Thursday, July 12, 2007


There's been a lot of change in my life lately and the other day I was talking with a friend about how external change can really cause a change throughout. I shared with her that the older I get (and certainly after becoming a mother), I was trying to shed some of my harsher edges and become....what's the word?....I couldn't find the right one, so I just said, "sweet." I hate the saccharine connotation of the word, but for some reason it seemed the right adjective to choose.

Nearly days later, and right on cue, as books have always been with me, I was reading Michael Pollan's
The Botany of Desire and found this beautiful paragraph. It took my breath away when I read it, as it completely captured what I was trying to express to my friend. To share:

Sweetness is a desire that starts on the tongue with the sense of taste, but it doesn't end there. Or at least it didn't end there, back when the experience of sweetness was so special that the word served as a metaphor for a certain kind of perfection. When writers like Jonathan Swift and Matthew Arnold used the expression "sweetness and light" to name their highest ideal (Swift called them the "two noblest of things"; Arnold, the ultimate aim of civilization), they were drawing on a sense of the word sweetness going back to classical times, a sense that has largely been lost to us. The best land was said to be sweet; so were the most pleasing sounds, the most persuasive talk, the loveliest views, the most refined people, and the choicest part of any whole, as when Shakespeare calls spring the "sweet o' the year." Lent by the tongue to all the other sense organs, "sweet," in the somewhat archaic definition of the Oxford English Dictionary, is that which "affords enjoyment or gratifies desire." Like a shimmering equal sign, the word sweetness denoted a reality commensurate with human desire: it stood for fulfillment.

Perfect. Beautiful. Sweet.


Galadriel Thompson said...

You should have seen me before babies.
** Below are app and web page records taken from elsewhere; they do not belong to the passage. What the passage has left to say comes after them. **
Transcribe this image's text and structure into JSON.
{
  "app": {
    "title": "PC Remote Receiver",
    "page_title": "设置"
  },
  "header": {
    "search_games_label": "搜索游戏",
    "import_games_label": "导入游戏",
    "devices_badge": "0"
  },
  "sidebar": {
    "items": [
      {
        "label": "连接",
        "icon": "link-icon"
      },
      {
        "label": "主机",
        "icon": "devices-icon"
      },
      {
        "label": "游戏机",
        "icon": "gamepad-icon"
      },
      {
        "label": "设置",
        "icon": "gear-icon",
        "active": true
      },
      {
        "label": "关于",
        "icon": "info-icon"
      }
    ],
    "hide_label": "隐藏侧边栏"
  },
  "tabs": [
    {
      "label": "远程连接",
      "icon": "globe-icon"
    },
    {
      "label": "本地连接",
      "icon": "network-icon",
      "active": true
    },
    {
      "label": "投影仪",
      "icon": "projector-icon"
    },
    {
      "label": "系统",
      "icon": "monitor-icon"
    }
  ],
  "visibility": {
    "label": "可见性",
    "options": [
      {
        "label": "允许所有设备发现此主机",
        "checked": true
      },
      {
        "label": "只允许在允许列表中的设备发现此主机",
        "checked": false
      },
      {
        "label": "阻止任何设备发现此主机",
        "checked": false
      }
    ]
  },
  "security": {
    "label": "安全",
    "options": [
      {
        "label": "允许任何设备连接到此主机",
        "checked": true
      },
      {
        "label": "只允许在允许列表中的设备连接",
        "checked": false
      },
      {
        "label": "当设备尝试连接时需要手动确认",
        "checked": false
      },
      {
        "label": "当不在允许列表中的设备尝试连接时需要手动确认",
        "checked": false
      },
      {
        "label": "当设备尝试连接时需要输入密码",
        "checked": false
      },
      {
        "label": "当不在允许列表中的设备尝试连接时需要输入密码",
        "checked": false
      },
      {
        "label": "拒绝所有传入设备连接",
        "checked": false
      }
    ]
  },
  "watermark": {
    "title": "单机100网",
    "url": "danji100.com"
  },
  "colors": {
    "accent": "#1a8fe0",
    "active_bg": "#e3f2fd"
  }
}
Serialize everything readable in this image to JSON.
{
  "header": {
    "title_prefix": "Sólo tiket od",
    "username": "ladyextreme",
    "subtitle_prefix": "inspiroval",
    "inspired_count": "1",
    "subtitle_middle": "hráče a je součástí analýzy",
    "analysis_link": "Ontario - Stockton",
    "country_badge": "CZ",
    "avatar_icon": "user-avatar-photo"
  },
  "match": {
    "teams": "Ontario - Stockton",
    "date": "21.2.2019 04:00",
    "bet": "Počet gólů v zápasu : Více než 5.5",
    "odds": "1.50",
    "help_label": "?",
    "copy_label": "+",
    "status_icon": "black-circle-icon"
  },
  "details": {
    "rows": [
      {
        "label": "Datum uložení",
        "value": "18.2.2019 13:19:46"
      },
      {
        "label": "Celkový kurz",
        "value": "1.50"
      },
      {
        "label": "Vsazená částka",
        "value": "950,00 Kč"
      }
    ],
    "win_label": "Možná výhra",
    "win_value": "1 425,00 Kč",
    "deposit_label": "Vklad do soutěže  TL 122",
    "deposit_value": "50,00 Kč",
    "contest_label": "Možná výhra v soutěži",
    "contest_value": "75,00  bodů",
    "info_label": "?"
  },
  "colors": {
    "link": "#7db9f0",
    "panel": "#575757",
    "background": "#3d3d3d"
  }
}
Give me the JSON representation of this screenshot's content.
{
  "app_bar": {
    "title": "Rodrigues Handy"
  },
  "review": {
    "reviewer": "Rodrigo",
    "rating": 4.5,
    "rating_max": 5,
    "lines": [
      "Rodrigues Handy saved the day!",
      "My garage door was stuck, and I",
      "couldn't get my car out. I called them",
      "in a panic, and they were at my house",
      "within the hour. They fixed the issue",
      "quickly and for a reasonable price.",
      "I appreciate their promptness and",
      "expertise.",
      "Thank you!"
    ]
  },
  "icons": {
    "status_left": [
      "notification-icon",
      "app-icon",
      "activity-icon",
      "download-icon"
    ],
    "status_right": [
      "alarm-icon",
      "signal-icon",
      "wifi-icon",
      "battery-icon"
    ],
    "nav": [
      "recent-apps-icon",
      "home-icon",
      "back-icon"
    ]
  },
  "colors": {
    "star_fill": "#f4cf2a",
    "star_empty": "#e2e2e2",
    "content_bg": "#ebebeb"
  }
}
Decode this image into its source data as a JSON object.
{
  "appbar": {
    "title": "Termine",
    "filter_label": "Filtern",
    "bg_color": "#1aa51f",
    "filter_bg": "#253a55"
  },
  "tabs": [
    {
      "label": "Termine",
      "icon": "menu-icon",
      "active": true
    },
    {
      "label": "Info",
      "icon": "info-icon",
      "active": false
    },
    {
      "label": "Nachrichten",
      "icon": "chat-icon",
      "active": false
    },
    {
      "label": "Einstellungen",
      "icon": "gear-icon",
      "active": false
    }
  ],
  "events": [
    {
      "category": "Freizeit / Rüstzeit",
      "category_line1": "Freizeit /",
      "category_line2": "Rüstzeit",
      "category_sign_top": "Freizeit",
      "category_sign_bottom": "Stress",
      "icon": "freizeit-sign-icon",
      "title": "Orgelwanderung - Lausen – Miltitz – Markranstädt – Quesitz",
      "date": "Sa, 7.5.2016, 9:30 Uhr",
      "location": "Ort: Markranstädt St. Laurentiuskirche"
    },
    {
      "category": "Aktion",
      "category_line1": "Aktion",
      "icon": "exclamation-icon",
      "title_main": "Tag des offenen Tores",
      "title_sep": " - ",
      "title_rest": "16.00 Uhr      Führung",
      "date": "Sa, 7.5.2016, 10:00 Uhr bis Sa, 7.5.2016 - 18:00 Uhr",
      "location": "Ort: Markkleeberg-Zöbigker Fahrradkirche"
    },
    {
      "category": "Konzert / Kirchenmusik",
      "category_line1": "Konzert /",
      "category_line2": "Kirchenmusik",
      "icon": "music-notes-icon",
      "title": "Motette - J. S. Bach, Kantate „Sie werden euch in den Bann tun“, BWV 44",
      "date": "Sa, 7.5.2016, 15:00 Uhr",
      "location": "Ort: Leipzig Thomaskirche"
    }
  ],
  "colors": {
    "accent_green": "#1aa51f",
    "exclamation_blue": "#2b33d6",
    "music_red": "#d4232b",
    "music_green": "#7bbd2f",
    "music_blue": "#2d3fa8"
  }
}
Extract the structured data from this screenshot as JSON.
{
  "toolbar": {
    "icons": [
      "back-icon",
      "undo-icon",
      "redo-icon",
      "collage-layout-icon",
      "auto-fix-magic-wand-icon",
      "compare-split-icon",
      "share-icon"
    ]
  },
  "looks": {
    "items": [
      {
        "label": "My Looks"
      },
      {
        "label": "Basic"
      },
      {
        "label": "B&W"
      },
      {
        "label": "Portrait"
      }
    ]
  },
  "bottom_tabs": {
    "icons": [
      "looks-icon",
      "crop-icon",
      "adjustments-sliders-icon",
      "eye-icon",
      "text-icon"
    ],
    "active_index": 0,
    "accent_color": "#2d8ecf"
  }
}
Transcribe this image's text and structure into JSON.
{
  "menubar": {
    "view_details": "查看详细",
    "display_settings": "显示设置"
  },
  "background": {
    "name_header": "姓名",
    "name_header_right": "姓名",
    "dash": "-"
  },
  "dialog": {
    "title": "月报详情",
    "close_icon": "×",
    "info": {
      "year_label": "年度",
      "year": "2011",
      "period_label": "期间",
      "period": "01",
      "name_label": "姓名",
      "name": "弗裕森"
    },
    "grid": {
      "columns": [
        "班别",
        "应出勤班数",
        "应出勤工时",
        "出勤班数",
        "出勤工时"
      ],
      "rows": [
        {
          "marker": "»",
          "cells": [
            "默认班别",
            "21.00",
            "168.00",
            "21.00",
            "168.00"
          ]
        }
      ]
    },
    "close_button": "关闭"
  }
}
All hard edges and snarls.

Sew Succulent said...

G -

That's not very Indian Princess of you! ;-)


Galadriel Thompson said...

Ha ha ha ha ha! Ha ha!